Intelligence manager – a day in the life
I oversee the development and collection of intelligence from various sources. This means looking at the intelligence received over the previous 24 hours, then reviewing and assessing it to understand where it fits within our threat and risk principles.
I am also responsible for managing the intelligence that we receive. I review numerous intelligence items to ascertain that they are graded correctly and to ensure that the intelligence is stored and handled according to that assessment. This is especially important when dealing with intelligence from sensitive sources, where the mismanagement of information carries serious risk implications.
I am often called to advise and assist in the collection, use and management of intelligence by senior investigating officers (SIOs). I work alongside the SIO to manage the intelligence received during an active investigation and to assist in turning this intelligence into an evidential product that conforms to the handling codes assigned to the intelligence.
I also manage and process requests for information from other constabularies and external agencies, ensuring that threat, risk or harm issues are dealt with, and that any disclosure complies with national and force policies.
I work with the support of the detective sergeant to manage an effective and efficient information and intelligence support service within the National Intelligence Hub.
The role of intelligence manager is ideal for anyone who has strong problem-solving skills and can think laterally
I work Monday to Friday, from 8am to 4pm. However, I often work outside these core hours due to unexpected incidents or intelligence being received.
Other forces may operate different hours.
I work in a number of different offices within the Force Intelligence Bureau.
Intelligence managers may work in a specific location in other forces.
When you take up a post within intelligence, either in policing or in one of our law enforcement intelligence professionalisation programme (IPP) partner agencies, the emphasis is on developing your existing skills and abilities. This will help ensure you become a professional, fully competent intelligence support officer with transferable skills.
Training is varied according to individual and organisational needs. It may include classroom-based learning, e-learning, shadowing, on-the-job learning, practical experience, self-study and self-reflection.

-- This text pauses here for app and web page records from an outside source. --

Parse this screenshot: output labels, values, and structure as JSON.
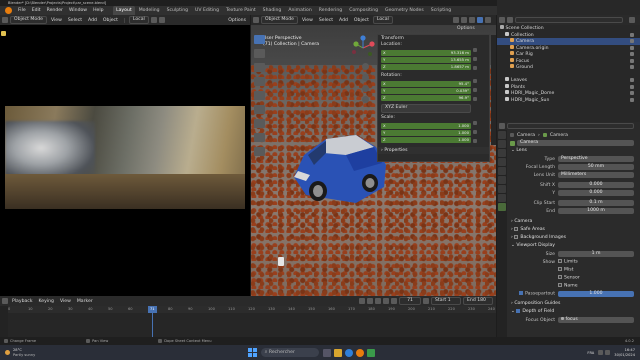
{
  "window": {
    "title": "Blender* [D:\\Blender\\Projects\\Project\\car_scene.blend]"
  },
  "menu": {
    "items": [
      "File",
      "Edit",
      "Render",
      "Window",
      "Help"
    ],
    "workspaces": [
      "Layout",
      "Modeling",
      "Sculpting",
      "UV Editing",
      "Texture Paint",
      "Shading",
      "Animation",
      "Rendering",
      "Compositing",
      "Geometry Nodes",
      "Scripting"
    ],
    "active_workspace": "Layout",
    "scene": "Scene",
    "view_layer": "ViewLayer"
  },
  "left_editor": {
    "mode": "Object Mode",
    "menu": [
      "View",
      "Select",
      "Add",
      "Object"
    ],
    "orientation": "Local",
    "options": "Options"
  },
  "viewport": {
    "mode": "Object Mode",
    "menu": [
      "View",
      "Select",
      "Add",
      "Object"
    ],
    "orientation": "Local",
    "options": "Options",
    "view_name": "User Perspective",
    "collection_info": "(71) Collection | Camera"
  },
  "transform_panel": {
    "title": "Transform",
    "location_label": "Location:",
    "location": [
      {
        "axis": "X",
        "value": "93.316 m"
      },
      {
        "axis": "Y",
        "value": "13.655 m"
      },
      {
        "axis": "Z",
        "value": "1.8657 m"
      }
    ],
    "rotation_label": "Rotation:",
    "rotation": [
      {
        "axis": "X",
        "value": "95.4°"
      },
      {
        "axis": "Y",
        "value": "0.039°"
      },
      {
        "axis": "Z",
        "value": "96.9°"
      }
    ],
    "rotation_mode": "XYZ Euler",
    "scale_label": "Scale:",
    "scale": [
      {
        "axis": "X",
        "value": "1.000"
      },
      {
        "axis": "Y",
        "value": "1.000"
      },
      {
        "axis": "Z",
        "value": "1.000"
      }
    ],
    "properties_label": "Properties"
  },
  "outliner": {
    "root": "Scene Collection",
    "rows": [
      {
        "label": "Collection",
        "indent": 1,
        "selected": false
      },
      {
        "label": "Camera",
        "indent": 2,
        "selected": true
      },
      {
        "label": "Camera.origin",
        "indent": 2,
        "selected": false
      },
      {
        "label": "Car Rig",
        "indent": 2,
        "selected": false
      },
      {
        "label": "Focus",
        "indent": 2,
        "selected": false
      },
      {
        "label": "Ground",
        "indent": 2,
        "selected": false
      },
      {
        "label": "",
        "indent": 0,
        "selected": false
      },
      {
        "label": "Leaves",
        "indent": 1,
        "selected": false
      },
      {
        "label": "Plants",
        "indent": 1,
        "selected": false
      },
      {
        "label": "HDRI_Magic_Dome",
        "indent": 1,
        "selected": false
      },
      {
        "label": "HDRI_Magic_Sun",
        "indent": 1,
        "selected": false
      }
    ]
  },
  "properties": {
    "breadcrumb": [
      "Camera",
      "Camera"
    ],
    "data_name": "Camera",
    "lens_section": "Lens",
    "type_label": "Type",
    "type_value": "Perspective",
    "focal_label": "Focal Length",
    "focal_value": "50 mm",
    "lens_unit_label": "Lens Unit",
    "lens_unit_value": "Millimeters",
    "shift_x_label": "Shift X",
    "shift_x_value": "0.000",
    "shift_y_label": "Y",
    "shift_y_value": "0.000",
    "clip_start_label": "Clip Start",
    "clip_start_value": "0.1 m",
    "clip_end_label": "End",
    "clip_end_value": "1000 m",
    "camera_section": "Camera",
    "safe_areas": "Safe Areas",
    "bg_images": "Background Images",
    "vp_display_section": "Viewport Display",
    "size_label": "Size",
    "size_value": "1 m",
    "show_label": "Show",
    "show_items": [
      "Limits",
      "Mist",
      "Sensor",
      "Name"
    ],
    "passepartout_label": "Passepartout",
    "passepartout_value": "1.000",
    "composition_guides": "Composition Guides",
    "dof_section": "Depth of Field",
    "focus_object_label": "Focus Object",
    "focus_object_value": "focus"
  },
  "timeline": {
    "menu": [
      "Playback",
      "Keying",
      "View",
      "Marker"
    ],
    "current_frame": "71",
    "start_label": "Start",
    "start_value": "1",
    "end_label": "End",
    "end_value": "180",
    "ticks": [
      "0",
      "10",
      "20",
      "30",
      "40",
      "50",
      "60",
      "71",
      "80",
      "90",
      "100",
      "110",
      "120",
      "130",
      "140",
      "150",
      "160",
      "170",
      "180",
      "190",
      "200",
      "210",
      "220",
      "230",
      "240"
    ]
  },
  "status": {
    "items": [
      "Change Frame",
      "Pan View",
      "Dope Sheet Context Menu"
    ],
    "version": "4.0.2"
  },
  "taskbar": {
    "weather_temp": "28°C",
    "weather_desc": "Partly sunny",
    "search_placeholder": "Rechercher",
    "lang": "FRA",
    "time": "16:47",
    "date": "30/01/2024"
  },
  "colors": {
    "accent": "#4772b3",
    "field_green": "#4b7a33",
    "blender_orange": "#e87d0d",
    "car_blue": "#2a52b5"
  }
}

You will have the opportunity to undertake the IPP, which will give you professional recognition of your competence. All individuals are required to commit to continuing professional development to ensure that they remain up to date in their role.

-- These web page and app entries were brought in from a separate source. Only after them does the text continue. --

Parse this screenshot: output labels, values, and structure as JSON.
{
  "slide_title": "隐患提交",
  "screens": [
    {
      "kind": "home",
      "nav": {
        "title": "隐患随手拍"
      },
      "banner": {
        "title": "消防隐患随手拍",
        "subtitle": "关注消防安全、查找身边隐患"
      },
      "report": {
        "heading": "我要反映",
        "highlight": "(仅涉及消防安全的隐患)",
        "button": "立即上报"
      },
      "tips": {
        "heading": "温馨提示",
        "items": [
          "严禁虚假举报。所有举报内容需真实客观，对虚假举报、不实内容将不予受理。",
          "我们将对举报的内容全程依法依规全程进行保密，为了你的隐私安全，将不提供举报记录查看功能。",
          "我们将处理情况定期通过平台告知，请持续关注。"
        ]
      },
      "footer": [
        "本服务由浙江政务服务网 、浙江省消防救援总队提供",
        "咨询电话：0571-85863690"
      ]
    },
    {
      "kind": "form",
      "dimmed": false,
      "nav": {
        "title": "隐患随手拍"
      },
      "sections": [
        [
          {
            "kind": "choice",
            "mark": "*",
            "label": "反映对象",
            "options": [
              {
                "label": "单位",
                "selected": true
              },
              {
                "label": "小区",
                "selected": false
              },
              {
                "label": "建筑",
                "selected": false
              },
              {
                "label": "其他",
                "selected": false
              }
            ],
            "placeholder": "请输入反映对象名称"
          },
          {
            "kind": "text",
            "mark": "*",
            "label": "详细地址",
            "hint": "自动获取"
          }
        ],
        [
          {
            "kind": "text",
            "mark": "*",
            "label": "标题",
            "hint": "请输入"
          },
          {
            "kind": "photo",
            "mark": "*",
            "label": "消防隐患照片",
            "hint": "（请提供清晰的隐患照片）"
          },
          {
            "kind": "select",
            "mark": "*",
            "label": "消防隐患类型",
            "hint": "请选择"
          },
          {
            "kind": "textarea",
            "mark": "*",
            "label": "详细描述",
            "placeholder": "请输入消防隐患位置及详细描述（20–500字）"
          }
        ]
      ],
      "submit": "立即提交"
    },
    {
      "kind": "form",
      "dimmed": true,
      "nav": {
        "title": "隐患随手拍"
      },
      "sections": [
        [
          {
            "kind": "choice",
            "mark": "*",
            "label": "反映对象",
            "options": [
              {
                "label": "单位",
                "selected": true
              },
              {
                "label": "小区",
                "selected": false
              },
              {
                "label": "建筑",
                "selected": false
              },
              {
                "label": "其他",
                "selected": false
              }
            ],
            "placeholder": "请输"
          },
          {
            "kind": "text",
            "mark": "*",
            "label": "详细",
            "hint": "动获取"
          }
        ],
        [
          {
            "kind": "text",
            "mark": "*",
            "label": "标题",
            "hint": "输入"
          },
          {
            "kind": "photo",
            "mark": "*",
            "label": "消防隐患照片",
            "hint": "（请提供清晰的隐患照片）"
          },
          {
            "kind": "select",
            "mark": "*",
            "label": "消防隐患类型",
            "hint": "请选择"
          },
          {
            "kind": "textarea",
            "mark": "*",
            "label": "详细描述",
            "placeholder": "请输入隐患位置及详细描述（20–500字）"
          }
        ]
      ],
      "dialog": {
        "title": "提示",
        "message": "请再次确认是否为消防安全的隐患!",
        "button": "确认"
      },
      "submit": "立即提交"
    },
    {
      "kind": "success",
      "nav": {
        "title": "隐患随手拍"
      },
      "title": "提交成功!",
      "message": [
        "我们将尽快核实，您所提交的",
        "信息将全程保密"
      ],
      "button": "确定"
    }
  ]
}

Intelligence professionalisation programme (IPP)
The IPP is a specialised development programme for those working specifically within intelligence, either in policing or one of our law enforcement IPP partner agencies.
IPP is a development programme that is between 12 and 18 months long. It consists of a national learning curriculum and a set of minimum standards of competence (assessment criteria).
Individuals are assessed against these criteria by an appointed IPP assessor. Once the individual’s IPP assessor has agreed that the individual has met all of the relevant standards, they will be awarded a certificate of competence.
This certificate is transferable to another IPP organisation and is valid for three years. At present, you cannot undertake the IPP unless you are employed in an intelligence function in either policing or in a partner IPP organisation. However, this is not a barrier to employment.
If you do not already hold the IPP certificate, you will be given the opportunity to complete the programme upon employment.
The IPP is the nationally recognised certificate of competence across all of the IPP partner agencies. Completing the IPP is a mandatory requirement for some organisations.
Intelligence is an extremely interesting and rewarding area of policing. The role of intelligence manager is ideal for anyone who has strong problem-solving skills and can think laterally.
Dealing with intelligence is often about looking for a way to release pertinent information and ensuring that it cannot be traced back to a singular source.
Having a good working knowledge of intelligence grading and handling conditions is also key. You will often need to brief an SIO or senior colleagues